And maybe what you are is just greedy, and your secret desire to slither your little fingers underneath the outer layer of other humans so you can take a little peek under the hood only makes you into a creep. It certainly makes you feel like a creep, because you have front seat tickets to your own thoughts at all times and you are the only one who will ever hear yourself screaming incoherently at parties that yes, fair enough, we are all drunk and laughing and sharing the moment and good times for all and selfies and wooo!, but who the fuck are you people anyway? WHY AREN'T WE CONNECTING? but to an outside observer you just look like someone who is awkwardly clinging to the snack stand by themselves, which isn't half as bad, considering.

And it didn't used to be this hard. Friendship in your early twenties seems to be a result of proximity and not much else, except maybe time. I used to get telephone calls at eleven in the morning, back when phone calls hadn't become the aggressively intrusive things they are now, for the simple reason that none of us ever had anything to do, so we would hang out wherever, forever, pretty much. The days seemed endless, as did the years. Not for a moment would it have occurred to me that I was investing in something, while now it is pretty much all I can think about, because thirty-somethings are obsessed with time. It consumes us, has us in its grip, keeps us away from each other, and if we are ever, through some occult happenstance, able to meet up for coffee, it is all we can ever talk about. Our lack of time.
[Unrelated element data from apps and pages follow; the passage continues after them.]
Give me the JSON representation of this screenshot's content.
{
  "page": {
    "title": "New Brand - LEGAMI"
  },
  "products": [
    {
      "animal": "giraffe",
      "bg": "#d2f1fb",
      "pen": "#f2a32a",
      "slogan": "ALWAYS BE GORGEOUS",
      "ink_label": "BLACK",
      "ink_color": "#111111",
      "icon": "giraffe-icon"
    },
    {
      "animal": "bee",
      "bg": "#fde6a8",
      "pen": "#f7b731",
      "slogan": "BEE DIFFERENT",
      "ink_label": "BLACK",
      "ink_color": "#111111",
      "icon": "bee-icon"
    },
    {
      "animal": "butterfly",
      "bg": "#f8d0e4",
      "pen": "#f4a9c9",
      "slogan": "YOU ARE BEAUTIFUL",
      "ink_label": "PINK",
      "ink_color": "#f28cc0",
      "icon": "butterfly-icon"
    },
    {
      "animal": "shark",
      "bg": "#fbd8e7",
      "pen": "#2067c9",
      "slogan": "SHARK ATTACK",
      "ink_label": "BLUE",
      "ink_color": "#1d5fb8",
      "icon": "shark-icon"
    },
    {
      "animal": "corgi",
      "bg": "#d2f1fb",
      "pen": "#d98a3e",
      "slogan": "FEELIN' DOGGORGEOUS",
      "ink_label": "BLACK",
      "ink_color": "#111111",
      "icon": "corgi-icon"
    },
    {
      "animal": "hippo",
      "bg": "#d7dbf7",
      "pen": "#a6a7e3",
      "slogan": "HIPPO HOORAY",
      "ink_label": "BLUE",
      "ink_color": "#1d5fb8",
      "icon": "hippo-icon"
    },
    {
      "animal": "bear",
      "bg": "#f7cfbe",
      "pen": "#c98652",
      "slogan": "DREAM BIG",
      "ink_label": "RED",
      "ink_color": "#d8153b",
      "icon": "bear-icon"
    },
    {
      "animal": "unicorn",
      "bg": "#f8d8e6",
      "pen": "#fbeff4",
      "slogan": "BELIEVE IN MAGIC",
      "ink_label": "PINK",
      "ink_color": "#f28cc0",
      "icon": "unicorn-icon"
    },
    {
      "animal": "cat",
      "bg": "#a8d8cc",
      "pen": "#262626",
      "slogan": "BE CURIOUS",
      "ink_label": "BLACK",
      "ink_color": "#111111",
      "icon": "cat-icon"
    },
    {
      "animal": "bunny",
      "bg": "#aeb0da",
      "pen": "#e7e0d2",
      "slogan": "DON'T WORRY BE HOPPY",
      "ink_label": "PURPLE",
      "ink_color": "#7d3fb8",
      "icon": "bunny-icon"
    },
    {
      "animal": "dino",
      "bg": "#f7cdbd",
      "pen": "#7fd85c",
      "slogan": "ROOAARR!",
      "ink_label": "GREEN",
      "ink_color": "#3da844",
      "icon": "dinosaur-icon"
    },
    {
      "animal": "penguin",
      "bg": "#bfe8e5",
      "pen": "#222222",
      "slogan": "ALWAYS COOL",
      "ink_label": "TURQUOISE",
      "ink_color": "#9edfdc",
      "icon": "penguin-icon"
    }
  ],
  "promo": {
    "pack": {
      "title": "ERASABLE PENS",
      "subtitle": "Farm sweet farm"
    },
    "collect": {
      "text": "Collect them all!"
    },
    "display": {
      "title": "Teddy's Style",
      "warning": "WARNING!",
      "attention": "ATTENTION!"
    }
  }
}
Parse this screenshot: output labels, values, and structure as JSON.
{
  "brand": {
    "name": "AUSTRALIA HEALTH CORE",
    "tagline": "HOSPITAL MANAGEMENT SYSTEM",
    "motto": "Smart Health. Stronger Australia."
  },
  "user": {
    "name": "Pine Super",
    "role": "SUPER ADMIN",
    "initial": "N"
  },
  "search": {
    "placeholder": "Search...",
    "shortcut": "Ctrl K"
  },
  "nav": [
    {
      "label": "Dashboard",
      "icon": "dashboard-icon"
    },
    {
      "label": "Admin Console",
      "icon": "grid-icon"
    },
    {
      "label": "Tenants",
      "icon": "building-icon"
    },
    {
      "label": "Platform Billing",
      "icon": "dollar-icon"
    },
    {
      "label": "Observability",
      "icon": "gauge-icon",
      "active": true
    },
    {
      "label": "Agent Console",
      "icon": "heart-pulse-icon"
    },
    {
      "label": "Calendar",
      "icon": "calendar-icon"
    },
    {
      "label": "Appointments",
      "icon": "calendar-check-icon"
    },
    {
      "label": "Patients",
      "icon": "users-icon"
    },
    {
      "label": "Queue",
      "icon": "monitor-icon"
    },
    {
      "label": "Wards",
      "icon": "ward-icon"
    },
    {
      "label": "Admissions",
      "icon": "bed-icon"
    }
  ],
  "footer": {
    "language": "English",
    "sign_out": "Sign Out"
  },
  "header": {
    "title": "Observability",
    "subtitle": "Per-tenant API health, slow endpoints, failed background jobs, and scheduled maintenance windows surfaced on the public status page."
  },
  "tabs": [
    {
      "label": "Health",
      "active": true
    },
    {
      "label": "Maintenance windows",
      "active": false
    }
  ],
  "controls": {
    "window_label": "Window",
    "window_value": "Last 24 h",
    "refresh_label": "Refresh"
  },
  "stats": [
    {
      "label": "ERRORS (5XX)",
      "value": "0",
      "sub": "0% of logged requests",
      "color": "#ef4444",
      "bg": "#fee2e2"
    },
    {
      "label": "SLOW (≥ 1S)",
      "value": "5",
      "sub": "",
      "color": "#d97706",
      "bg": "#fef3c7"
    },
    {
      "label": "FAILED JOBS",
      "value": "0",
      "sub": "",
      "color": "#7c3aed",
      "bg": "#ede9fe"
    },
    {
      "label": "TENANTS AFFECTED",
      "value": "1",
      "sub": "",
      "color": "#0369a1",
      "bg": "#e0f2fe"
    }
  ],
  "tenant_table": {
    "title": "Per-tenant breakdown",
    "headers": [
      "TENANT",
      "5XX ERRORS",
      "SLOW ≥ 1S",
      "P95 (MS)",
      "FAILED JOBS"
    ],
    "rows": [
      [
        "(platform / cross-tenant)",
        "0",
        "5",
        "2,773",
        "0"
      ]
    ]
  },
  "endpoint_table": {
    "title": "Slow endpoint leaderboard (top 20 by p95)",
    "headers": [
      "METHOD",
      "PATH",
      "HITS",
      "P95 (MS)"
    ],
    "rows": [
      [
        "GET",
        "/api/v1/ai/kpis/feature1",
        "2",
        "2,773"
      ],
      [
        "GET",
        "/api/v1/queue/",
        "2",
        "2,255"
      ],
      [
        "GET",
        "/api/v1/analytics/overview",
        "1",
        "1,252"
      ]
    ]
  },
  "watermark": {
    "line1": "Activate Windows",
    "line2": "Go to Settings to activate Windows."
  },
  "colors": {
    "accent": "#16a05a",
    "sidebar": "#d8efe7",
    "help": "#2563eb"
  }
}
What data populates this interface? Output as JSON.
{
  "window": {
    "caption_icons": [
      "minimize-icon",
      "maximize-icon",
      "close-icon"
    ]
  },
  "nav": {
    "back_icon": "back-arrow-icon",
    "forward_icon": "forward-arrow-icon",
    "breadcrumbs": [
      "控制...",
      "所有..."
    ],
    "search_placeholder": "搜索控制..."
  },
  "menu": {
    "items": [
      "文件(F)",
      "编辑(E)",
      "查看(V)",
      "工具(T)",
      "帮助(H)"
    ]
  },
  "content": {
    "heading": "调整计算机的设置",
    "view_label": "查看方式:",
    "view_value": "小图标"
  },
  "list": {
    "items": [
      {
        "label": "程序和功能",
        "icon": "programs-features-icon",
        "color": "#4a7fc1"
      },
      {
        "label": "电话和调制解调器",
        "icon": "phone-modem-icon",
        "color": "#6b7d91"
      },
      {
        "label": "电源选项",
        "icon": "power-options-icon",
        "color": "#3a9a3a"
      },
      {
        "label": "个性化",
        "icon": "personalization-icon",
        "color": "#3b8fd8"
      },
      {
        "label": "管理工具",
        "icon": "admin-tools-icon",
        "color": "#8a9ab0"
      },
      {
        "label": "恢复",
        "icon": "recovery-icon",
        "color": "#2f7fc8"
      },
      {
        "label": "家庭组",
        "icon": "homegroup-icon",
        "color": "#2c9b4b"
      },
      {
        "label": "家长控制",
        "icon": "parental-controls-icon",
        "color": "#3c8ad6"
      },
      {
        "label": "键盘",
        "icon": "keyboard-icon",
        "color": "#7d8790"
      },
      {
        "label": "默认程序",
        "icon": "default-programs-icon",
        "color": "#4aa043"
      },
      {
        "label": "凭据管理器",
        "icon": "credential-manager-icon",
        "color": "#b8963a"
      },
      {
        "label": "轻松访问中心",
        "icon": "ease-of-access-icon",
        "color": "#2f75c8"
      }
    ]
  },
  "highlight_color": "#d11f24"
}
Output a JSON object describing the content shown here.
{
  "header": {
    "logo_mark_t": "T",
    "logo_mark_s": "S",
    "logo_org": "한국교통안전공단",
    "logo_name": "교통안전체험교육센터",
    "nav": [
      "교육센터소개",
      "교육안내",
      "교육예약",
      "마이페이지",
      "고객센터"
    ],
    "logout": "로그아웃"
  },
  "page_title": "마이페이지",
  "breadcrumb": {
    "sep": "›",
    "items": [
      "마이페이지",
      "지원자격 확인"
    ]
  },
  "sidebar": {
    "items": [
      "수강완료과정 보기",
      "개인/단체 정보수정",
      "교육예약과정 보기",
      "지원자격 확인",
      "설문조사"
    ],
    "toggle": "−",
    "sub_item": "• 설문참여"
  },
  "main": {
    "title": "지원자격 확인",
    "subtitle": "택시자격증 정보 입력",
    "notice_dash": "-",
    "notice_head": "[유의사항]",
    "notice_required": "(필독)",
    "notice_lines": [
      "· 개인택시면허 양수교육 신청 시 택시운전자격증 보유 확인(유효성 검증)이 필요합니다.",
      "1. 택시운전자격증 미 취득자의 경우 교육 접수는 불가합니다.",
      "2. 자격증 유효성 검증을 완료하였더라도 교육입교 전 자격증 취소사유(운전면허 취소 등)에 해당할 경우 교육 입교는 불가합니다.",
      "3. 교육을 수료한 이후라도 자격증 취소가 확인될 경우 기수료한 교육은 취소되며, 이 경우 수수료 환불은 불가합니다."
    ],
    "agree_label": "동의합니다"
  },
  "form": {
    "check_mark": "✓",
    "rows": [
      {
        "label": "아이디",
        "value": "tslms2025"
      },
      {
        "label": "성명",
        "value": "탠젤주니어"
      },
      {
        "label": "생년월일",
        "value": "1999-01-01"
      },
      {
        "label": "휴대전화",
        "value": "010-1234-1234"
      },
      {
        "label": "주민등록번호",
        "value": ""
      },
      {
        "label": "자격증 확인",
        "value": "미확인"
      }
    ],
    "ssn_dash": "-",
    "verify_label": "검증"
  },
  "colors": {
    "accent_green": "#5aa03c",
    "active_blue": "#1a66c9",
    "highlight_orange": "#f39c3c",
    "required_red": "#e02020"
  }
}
Suddenly you become very aware that time spent with another human is an investment of precious time that you don't have. Are they worth it? Is it too soon to tell? How many potential other things are you missing while doing what you are now? Is this networking? Was that a thing you ever consciously decided was a good idea? How many books have you read this year? That doesn't feel like enough.
Or you start thinking about how you are only being nice to this person because you hope that may entice them to be nice to you in turn somewhere in the future and if Kant saw you now he would weep Prussian tears into the dust.

Or you agree to hang out with people on the vague unspoken hope that may lead you to maybe meet more fun people while you are there, i.e. Friday night. It always looks so much better in photographs, which is another way in which Facebook keeps us drugged. It is so very seductive to have the tools to show the world that you were there, even if 'the world' in this case consists of nothing but your mom and whomever else you randomly agreed to enter into this virtual relationship with that consists of you projectile-vomiting your existence at each other day in day out. You were there, see? And so were a bunch of other people, so surely you can be trusted to not be one of those creeps who seems to think that this can't be all there is, sustaining all eye contact a beat too long because you are searching for signs of life in there. You are a fun party person.
You are even smiling, and if it doesn't quite reach your eyes, that can only be because you are drunk. Maybe it's the light. It certainly isn't because you are desperately wondering if anyone there perhaps feels the same as you, and wants nothing more than to find someone, anyone, to sneak away with you into the night, and listen, and see, and confirm that even though you are, indeed, lonely, you are also not alone, because so are they.
Surely it can't be that.